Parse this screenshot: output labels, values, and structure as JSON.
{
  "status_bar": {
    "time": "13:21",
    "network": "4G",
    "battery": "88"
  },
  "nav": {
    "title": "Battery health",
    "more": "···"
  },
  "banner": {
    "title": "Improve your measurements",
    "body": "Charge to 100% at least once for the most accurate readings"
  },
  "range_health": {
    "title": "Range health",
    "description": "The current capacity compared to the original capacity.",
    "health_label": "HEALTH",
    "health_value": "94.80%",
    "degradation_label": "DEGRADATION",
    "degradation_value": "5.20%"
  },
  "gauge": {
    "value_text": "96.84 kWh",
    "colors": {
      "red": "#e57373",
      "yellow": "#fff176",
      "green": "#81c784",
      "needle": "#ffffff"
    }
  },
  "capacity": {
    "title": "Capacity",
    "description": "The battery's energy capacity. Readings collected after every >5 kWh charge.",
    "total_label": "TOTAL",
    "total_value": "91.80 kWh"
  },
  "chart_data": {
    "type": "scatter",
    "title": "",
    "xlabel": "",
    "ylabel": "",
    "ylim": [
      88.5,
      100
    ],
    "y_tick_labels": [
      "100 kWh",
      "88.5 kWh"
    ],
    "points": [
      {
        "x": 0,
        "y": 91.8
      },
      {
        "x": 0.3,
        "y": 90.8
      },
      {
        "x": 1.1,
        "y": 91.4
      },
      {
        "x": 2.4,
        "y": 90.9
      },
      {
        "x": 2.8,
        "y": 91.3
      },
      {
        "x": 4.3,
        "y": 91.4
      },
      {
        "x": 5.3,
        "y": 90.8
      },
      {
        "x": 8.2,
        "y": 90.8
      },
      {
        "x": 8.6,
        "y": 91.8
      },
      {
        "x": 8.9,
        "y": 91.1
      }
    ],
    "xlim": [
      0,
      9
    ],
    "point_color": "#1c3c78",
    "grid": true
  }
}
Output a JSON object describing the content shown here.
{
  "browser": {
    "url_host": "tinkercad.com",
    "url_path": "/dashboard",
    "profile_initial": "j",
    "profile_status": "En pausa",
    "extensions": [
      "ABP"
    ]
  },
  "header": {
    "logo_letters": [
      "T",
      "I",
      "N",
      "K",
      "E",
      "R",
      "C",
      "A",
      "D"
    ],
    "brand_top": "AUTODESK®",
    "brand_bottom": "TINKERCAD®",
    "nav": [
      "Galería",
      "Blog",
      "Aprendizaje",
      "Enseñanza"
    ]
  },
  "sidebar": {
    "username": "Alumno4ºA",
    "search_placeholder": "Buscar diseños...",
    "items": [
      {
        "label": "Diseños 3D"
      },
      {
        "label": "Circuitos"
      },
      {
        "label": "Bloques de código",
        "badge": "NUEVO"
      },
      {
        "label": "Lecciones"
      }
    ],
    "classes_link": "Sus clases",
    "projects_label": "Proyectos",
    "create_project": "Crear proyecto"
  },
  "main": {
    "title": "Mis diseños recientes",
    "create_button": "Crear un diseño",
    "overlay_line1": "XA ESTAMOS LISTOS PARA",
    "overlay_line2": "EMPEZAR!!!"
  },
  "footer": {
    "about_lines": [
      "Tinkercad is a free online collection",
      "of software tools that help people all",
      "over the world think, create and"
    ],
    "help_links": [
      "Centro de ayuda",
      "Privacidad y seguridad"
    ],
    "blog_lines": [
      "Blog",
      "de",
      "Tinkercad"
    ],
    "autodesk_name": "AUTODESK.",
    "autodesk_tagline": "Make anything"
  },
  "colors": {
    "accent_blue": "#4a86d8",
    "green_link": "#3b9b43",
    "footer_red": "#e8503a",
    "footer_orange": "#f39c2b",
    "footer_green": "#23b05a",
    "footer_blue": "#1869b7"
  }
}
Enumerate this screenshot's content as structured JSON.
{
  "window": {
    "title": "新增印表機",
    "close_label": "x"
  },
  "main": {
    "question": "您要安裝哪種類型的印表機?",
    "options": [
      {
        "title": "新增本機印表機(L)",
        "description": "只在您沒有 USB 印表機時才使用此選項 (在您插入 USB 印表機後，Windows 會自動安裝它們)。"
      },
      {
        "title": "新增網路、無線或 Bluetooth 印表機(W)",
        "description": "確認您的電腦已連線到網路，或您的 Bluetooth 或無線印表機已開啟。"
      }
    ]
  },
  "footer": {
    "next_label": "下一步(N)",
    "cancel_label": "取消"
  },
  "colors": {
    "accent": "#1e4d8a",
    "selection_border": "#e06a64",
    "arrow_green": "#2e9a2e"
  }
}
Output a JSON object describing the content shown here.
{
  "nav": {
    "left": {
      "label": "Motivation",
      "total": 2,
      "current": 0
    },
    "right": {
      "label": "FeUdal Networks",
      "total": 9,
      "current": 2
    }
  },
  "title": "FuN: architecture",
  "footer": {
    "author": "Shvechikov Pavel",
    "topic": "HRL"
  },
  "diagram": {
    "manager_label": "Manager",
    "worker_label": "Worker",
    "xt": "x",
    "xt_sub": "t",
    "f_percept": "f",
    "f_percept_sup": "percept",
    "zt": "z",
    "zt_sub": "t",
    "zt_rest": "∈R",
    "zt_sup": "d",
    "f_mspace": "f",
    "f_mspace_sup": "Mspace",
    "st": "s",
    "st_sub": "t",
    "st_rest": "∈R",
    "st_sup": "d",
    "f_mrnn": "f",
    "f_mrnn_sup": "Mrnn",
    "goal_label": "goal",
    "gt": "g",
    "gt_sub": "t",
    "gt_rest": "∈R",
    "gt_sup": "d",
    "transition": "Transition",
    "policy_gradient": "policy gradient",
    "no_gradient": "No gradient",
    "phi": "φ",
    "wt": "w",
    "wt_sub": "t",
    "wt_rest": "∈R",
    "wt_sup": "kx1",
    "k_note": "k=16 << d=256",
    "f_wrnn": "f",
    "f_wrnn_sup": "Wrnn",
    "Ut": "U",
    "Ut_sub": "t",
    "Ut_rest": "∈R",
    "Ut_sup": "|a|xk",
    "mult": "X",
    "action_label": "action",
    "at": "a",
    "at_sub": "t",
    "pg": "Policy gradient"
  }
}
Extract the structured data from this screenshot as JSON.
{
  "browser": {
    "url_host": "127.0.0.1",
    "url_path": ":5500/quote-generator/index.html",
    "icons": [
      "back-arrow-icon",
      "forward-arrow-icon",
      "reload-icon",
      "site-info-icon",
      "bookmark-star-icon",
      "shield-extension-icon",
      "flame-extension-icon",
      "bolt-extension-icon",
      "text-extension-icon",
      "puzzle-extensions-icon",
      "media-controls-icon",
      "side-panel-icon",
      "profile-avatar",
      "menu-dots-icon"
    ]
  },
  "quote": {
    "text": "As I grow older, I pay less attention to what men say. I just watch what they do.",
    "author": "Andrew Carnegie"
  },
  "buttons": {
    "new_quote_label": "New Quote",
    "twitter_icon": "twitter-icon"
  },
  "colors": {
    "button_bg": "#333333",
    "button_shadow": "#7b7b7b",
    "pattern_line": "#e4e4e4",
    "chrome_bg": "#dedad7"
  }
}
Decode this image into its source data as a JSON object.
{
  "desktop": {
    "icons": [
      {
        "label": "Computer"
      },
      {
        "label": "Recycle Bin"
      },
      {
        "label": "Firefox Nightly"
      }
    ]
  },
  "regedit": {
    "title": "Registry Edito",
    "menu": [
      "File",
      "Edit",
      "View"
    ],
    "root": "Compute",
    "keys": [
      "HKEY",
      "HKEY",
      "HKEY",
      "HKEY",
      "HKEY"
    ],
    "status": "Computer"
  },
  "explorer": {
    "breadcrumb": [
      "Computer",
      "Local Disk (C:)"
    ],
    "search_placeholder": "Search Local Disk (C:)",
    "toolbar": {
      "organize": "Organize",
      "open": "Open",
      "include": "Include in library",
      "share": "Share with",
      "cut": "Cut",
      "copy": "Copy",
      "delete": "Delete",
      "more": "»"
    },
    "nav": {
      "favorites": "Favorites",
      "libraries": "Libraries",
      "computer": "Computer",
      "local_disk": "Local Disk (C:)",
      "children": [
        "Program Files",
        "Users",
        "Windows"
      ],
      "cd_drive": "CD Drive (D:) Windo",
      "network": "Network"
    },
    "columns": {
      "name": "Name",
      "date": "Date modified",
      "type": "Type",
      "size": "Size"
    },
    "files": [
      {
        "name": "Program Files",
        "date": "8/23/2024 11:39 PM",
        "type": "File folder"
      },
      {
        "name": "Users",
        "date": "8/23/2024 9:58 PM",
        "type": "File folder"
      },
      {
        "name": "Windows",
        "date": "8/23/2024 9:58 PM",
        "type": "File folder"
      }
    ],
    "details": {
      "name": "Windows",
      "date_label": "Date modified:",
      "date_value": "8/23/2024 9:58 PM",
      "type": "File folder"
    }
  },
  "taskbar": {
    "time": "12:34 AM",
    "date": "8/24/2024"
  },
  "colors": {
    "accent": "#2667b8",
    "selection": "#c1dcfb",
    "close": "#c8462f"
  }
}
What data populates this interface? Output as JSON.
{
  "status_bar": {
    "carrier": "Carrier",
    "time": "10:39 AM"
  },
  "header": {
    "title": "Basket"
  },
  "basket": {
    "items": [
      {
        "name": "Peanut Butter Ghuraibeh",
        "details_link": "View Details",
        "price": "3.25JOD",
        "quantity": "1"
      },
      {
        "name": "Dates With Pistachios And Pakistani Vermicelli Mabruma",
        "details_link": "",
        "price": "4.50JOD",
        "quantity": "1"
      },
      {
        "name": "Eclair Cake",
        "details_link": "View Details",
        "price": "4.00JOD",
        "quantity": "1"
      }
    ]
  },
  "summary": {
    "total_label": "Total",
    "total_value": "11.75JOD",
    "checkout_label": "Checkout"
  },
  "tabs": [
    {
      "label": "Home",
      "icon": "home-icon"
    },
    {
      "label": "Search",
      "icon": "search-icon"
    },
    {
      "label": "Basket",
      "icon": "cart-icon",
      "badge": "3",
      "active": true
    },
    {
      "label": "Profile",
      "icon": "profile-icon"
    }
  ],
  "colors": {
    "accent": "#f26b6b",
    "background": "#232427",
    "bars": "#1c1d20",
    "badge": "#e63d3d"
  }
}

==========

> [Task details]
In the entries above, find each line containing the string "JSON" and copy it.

> [Result]
Parse this screenshot: output labels, values, and structure as JSON.
Output a JSON object describing the content shown here.
Enumerate this screenshot's content as structured JSON.
Output a JSON object describing the content shown here.
Extract the structured data from this screenshot as JSON.
Decode this image into its source data as a JSON object.
What data populates this interface? Output as JSON.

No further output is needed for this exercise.